Prince was also a great basketball player who was super quick and had great ball-handling skills, but due to his funkadelic Hobbit stature, he could never make the starting lineup. He was always going to be spending a large portion of the game on the bench. But music journalist Toure (the writer of I Would Die 4 U: Why Prince Became An Icon) played ball with Prince, and this is what he had to say:
He picked up my ball and made a face that was understood in international shit-talking parlance to mean I'ma kick yo' ass, and started knifing around the court, moving quick, dribbling fast, sliding under my arm to snatch rebounds I thought for sure I had. He was showing off, being competitive, and, yes, engaging me in the same way I'd interacted with so many men I had played basketball with before. He moved like a player and played like one of those darting little guys you have to keep your eye on every second. Blink and he's somewhere you wouldn't expect. Lose control of your dribble for a heartbeat and he's relieved you of the ball. He jitterbugged around the court like a sleek little lightning bug, so fast he'd leave a defender stranded and looking stupid if he weren't careful.
Paisley Park Records / Warner Bros. Records
Also, he was guaranteed to go skins every single game.
So, not only can Prince dominate at basketball -- he can apparently also teleport.

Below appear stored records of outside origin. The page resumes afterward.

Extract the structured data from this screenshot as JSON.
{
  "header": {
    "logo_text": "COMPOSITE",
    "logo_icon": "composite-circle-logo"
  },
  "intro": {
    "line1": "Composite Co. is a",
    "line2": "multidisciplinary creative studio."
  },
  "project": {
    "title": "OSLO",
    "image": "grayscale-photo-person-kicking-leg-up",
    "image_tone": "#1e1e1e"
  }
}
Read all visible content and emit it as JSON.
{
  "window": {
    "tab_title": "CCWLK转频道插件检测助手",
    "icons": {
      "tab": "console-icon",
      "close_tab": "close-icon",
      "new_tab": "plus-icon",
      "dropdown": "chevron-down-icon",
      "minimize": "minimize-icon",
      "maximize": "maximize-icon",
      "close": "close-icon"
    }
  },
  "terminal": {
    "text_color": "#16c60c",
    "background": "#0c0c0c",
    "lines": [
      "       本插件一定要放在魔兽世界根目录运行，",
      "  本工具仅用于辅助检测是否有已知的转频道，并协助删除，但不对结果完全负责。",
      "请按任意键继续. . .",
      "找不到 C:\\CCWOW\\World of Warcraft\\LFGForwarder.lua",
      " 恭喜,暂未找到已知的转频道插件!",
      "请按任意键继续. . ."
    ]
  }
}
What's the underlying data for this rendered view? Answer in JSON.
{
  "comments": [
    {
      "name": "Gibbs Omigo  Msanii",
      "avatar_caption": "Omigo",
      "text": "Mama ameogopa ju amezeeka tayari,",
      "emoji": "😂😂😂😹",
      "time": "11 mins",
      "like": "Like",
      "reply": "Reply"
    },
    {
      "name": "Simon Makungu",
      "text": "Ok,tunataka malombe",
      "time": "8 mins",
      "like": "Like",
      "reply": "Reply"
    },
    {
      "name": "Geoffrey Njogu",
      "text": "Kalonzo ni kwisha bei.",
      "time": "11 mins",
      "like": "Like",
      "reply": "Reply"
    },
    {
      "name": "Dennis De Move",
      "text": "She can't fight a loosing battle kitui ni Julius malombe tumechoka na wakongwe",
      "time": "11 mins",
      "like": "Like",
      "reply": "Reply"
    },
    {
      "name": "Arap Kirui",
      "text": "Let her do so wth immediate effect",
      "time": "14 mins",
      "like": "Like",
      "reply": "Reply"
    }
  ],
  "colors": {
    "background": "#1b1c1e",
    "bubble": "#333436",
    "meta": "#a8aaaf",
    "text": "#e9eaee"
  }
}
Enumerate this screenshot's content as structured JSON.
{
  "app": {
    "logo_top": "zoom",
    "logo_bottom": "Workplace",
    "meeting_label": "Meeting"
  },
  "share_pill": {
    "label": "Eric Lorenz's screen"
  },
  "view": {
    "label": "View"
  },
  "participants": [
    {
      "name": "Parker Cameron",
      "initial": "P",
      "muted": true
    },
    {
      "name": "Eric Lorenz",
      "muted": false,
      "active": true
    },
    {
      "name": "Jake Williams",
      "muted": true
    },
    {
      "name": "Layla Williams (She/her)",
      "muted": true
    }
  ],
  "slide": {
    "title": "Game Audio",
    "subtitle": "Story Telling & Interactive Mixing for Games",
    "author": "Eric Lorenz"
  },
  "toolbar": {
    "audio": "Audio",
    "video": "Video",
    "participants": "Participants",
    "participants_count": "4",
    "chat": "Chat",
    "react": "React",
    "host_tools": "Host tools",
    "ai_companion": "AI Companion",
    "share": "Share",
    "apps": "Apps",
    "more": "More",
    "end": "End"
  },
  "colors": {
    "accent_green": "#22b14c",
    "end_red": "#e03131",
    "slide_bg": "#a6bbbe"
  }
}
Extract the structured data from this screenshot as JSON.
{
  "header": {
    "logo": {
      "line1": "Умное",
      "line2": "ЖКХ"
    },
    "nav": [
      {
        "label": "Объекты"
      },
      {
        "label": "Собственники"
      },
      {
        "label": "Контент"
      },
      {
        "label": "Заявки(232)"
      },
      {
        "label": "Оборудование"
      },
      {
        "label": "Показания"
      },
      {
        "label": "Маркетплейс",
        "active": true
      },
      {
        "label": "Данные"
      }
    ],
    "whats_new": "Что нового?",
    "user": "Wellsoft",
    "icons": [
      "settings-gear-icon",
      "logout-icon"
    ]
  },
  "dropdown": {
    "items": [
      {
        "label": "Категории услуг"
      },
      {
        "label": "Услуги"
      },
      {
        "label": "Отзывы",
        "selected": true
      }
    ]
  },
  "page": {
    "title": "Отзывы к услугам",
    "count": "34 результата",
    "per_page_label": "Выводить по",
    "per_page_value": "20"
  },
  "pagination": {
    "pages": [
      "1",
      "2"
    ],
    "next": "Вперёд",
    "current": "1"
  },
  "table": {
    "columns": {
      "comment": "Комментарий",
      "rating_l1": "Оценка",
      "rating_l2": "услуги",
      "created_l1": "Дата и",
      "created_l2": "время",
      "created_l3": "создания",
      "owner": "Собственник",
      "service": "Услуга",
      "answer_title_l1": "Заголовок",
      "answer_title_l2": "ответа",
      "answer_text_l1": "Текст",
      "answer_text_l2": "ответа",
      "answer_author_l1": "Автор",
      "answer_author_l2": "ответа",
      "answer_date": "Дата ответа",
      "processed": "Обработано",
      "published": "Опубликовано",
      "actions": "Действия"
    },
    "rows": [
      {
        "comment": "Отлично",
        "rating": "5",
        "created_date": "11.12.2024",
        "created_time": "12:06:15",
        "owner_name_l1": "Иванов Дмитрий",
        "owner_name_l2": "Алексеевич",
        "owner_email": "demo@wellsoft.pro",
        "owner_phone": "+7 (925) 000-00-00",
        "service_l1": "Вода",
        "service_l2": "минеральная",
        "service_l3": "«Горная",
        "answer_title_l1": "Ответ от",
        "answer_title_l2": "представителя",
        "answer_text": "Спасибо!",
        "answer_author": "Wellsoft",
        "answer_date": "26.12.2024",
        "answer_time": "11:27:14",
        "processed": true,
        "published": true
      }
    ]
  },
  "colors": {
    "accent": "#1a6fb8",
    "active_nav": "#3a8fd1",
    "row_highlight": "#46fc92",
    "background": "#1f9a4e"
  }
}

The only way that story could be more awesome is if Prince was playing while wearing platform heels (which, according to Wendy Melvoin, one of Prince's ex-guitarists, is totally something he used to do).